• Data:

_____

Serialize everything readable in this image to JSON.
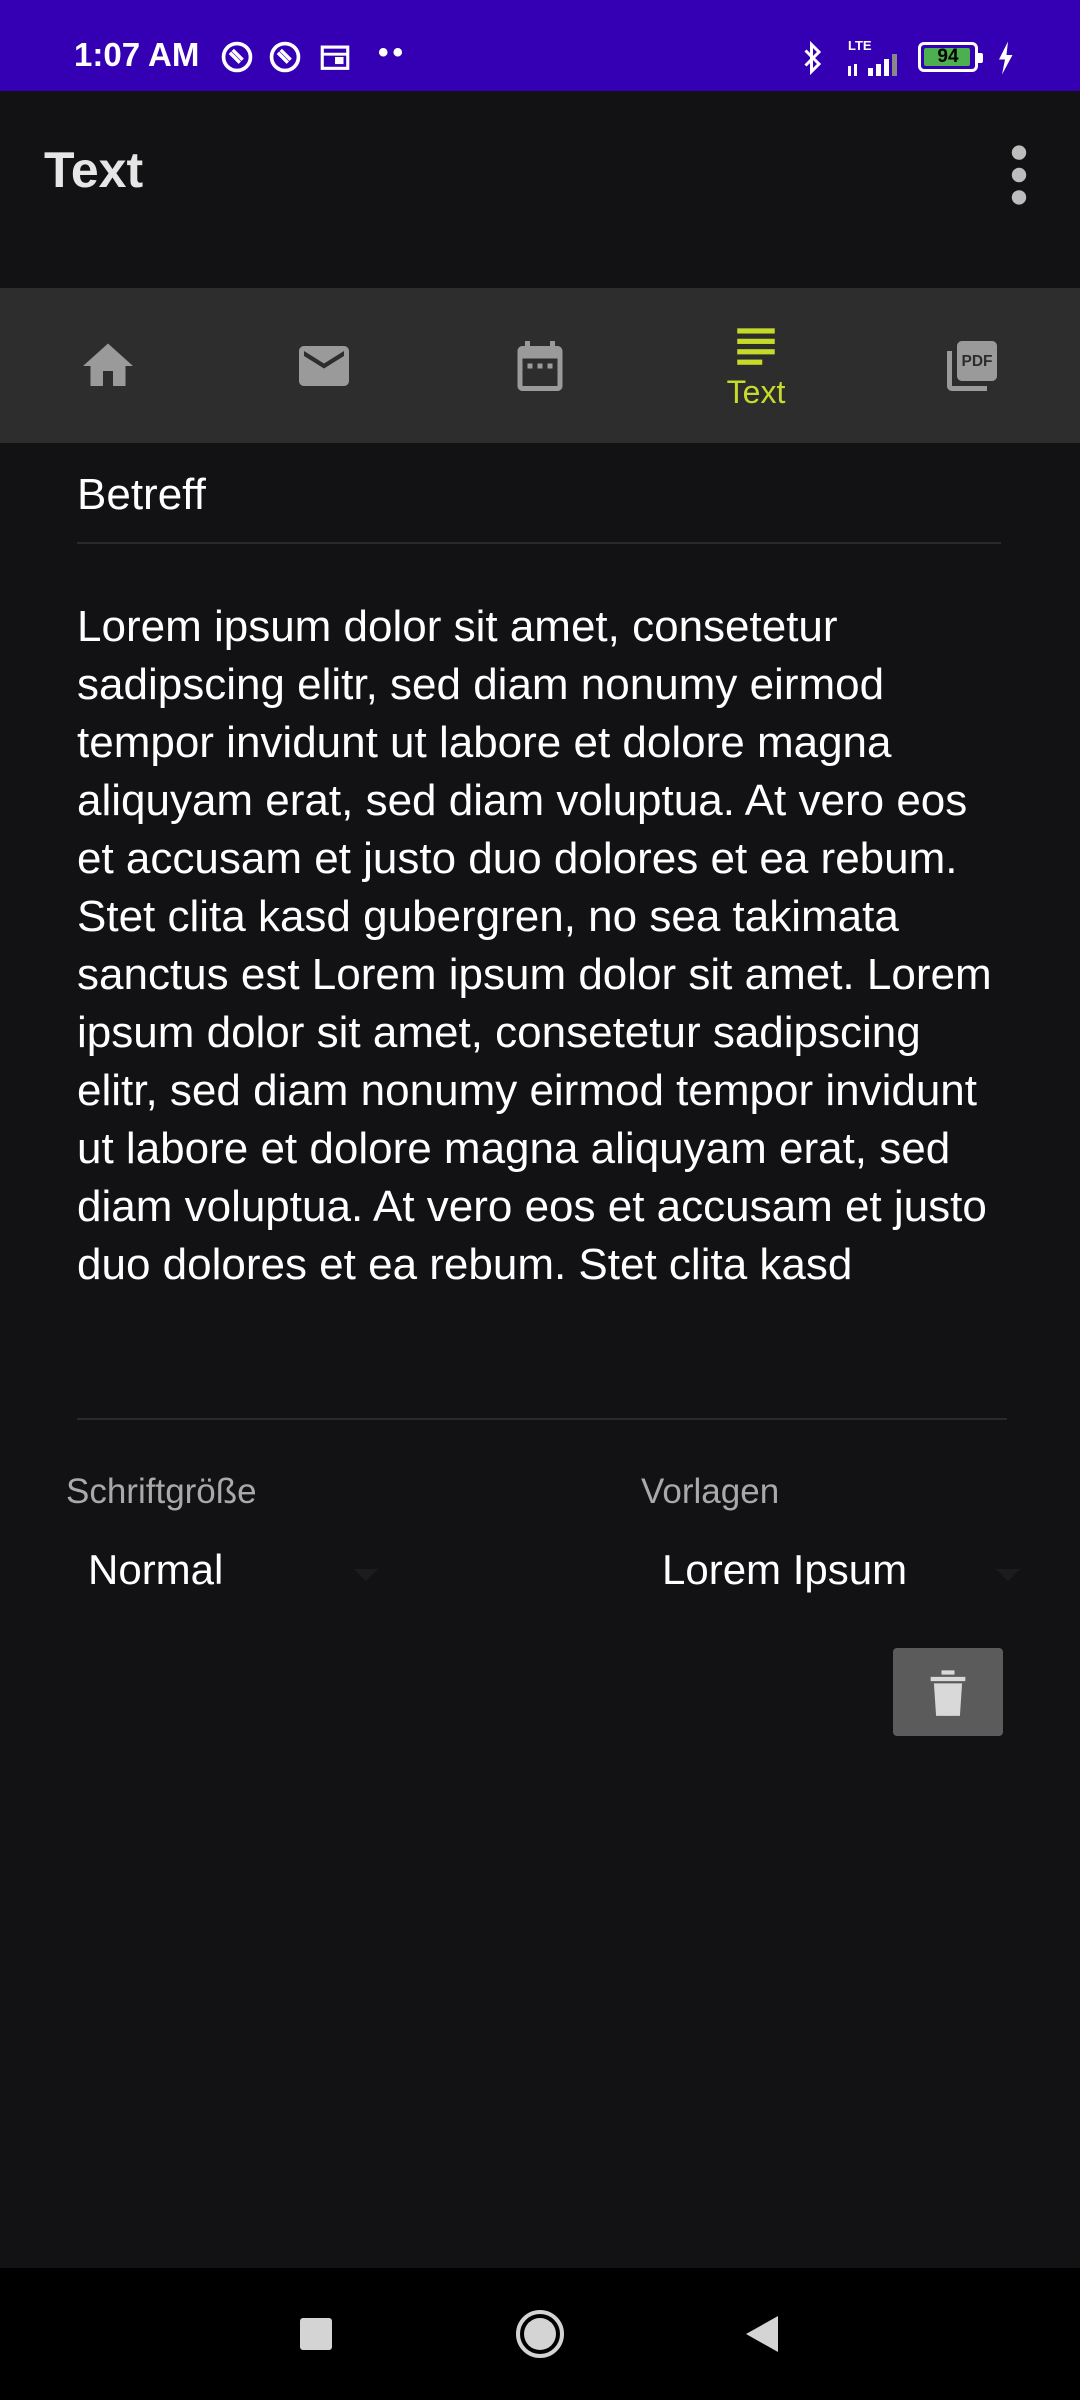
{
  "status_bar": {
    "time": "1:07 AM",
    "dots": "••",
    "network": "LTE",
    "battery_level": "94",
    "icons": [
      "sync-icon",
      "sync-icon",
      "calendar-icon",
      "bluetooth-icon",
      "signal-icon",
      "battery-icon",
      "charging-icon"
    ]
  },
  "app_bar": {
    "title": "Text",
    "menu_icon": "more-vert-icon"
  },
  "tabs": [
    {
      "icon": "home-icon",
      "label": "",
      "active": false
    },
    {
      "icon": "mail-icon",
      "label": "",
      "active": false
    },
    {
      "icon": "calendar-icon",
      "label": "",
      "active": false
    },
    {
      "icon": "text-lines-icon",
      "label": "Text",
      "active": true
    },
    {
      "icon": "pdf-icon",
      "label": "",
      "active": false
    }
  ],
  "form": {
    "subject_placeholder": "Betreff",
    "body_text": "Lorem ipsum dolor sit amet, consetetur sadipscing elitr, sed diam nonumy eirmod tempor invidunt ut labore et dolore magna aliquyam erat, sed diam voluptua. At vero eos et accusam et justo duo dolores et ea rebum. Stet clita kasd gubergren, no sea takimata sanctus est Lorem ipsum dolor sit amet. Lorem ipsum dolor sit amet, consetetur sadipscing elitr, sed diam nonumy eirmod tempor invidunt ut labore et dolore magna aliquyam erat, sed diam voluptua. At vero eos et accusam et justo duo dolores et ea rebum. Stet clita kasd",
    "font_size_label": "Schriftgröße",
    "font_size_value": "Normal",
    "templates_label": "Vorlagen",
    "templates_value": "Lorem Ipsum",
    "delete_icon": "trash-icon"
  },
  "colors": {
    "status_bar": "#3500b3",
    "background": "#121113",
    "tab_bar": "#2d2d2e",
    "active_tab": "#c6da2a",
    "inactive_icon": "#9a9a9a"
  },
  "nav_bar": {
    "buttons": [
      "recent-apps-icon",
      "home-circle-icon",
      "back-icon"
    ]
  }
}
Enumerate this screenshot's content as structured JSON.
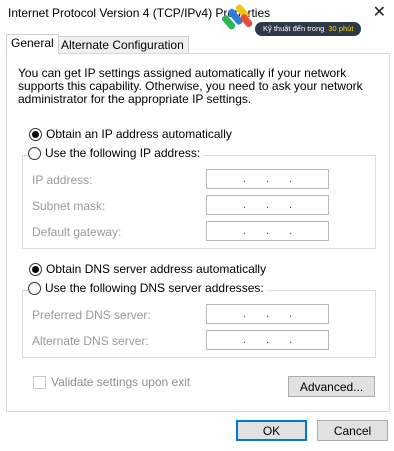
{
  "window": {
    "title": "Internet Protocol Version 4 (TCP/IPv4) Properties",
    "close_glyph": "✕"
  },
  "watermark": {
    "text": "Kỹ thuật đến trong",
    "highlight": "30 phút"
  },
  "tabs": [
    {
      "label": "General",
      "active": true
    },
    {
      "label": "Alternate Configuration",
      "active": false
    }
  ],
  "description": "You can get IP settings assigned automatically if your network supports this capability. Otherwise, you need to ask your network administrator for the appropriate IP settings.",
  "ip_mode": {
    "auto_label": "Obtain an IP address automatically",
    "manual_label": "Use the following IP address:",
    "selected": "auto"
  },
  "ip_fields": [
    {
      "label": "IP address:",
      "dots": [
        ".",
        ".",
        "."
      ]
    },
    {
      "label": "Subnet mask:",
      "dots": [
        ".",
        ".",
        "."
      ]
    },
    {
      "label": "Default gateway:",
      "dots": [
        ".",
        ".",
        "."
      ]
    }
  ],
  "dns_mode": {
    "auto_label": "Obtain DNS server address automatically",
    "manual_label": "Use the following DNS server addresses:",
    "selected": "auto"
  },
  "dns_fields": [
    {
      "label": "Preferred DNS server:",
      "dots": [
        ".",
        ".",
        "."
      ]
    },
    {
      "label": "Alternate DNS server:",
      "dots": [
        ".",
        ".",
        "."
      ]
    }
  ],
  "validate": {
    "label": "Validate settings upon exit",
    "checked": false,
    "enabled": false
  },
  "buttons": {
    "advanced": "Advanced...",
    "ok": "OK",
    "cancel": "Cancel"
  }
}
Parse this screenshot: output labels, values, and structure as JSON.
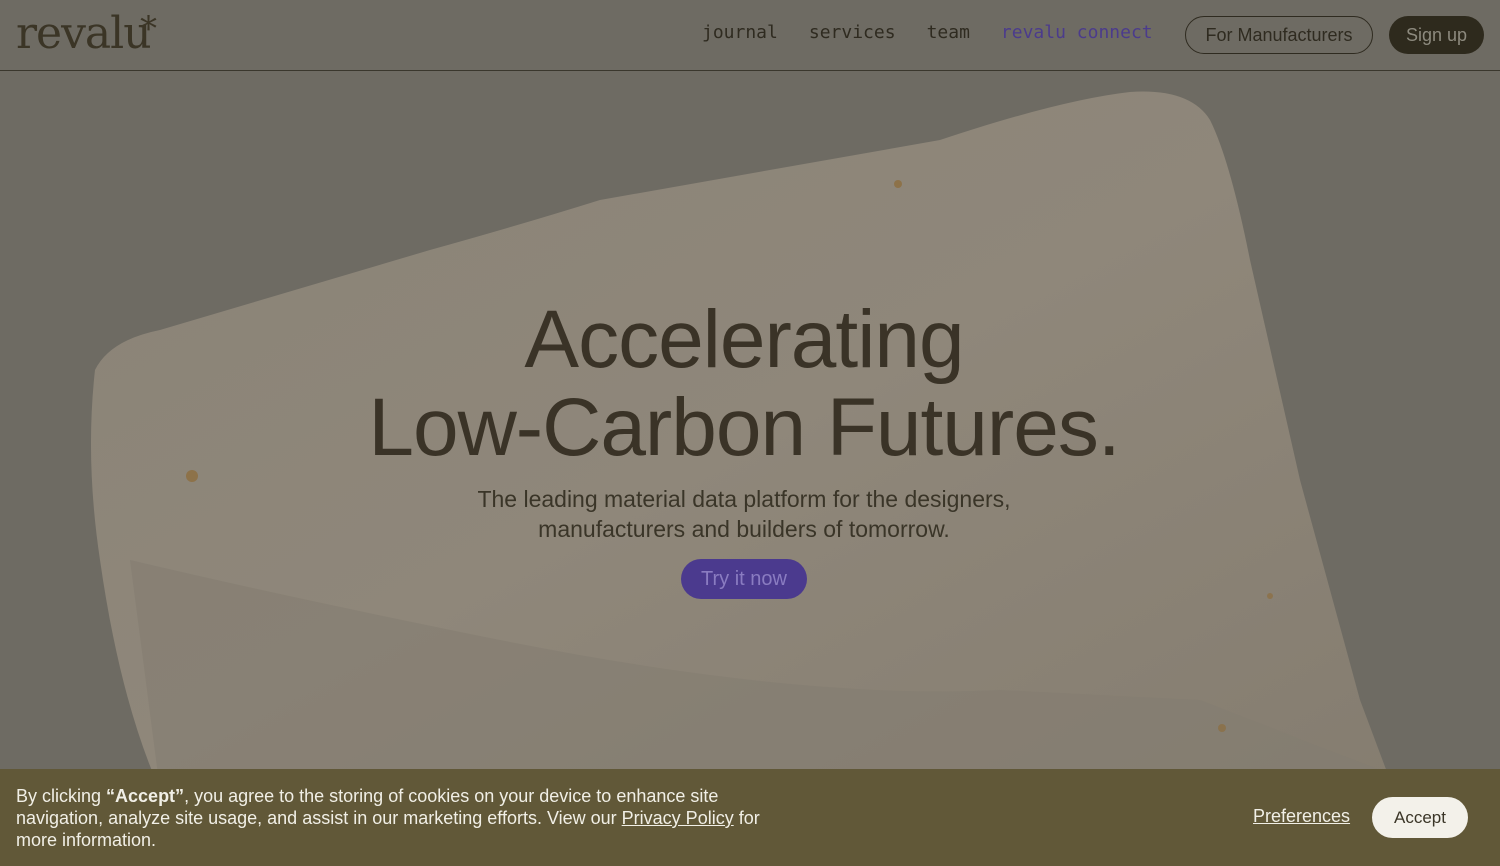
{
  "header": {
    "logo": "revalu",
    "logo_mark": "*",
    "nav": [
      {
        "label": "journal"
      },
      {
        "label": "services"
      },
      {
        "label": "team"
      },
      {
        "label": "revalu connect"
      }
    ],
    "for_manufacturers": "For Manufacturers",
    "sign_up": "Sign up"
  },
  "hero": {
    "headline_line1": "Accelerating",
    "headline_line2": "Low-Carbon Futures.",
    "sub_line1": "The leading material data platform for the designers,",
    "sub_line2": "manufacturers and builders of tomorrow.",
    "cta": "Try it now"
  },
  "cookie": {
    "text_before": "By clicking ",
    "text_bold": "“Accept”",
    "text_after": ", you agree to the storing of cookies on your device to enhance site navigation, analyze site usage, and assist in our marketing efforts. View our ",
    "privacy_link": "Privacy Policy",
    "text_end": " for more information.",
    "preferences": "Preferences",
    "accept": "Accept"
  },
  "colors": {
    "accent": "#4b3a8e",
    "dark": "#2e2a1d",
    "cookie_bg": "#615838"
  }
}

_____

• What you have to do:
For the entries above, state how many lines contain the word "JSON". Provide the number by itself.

• Written response:
3